THE DATA Block Start

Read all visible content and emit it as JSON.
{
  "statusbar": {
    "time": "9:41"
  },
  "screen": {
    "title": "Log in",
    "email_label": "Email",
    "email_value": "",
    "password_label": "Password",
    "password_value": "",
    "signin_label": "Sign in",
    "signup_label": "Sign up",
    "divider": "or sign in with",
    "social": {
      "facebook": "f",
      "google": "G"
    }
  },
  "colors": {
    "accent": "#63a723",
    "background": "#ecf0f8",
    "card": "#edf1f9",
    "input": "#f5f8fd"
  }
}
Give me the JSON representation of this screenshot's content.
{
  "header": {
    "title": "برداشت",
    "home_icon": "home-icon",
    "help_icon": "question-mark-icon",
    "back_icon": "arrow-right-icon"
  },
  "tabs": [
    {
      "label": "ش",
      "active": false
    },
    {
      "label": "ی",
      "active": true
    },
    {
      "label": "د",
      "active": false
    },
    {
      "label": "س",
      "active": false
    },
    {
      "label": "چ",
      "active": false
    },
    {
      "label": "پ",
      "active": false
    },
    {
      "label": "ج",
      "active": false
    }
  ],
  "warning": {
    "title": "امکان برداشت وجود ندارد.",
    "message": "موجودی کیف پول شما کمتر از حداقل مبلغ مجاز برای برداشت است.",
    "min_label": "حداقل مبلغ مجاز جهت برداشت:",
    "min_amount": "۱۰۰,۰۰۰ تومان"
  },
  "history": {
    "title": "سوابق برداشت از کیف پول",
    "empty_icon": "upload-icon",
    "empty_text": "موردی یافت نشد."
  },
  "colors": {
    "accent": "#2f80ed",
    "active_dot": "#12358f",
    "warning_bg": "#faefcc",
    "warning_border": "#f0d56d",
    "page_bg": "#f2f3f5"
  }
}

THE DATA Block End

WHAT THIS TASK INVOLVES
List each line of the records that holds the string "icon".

FINISHED EXERCISE
    "home_icon": "home-icon",
    "help_icon": "question-mark-icon",
    "back_icon": "arrow-right-icon"
    "empty_icon": "upload-icon",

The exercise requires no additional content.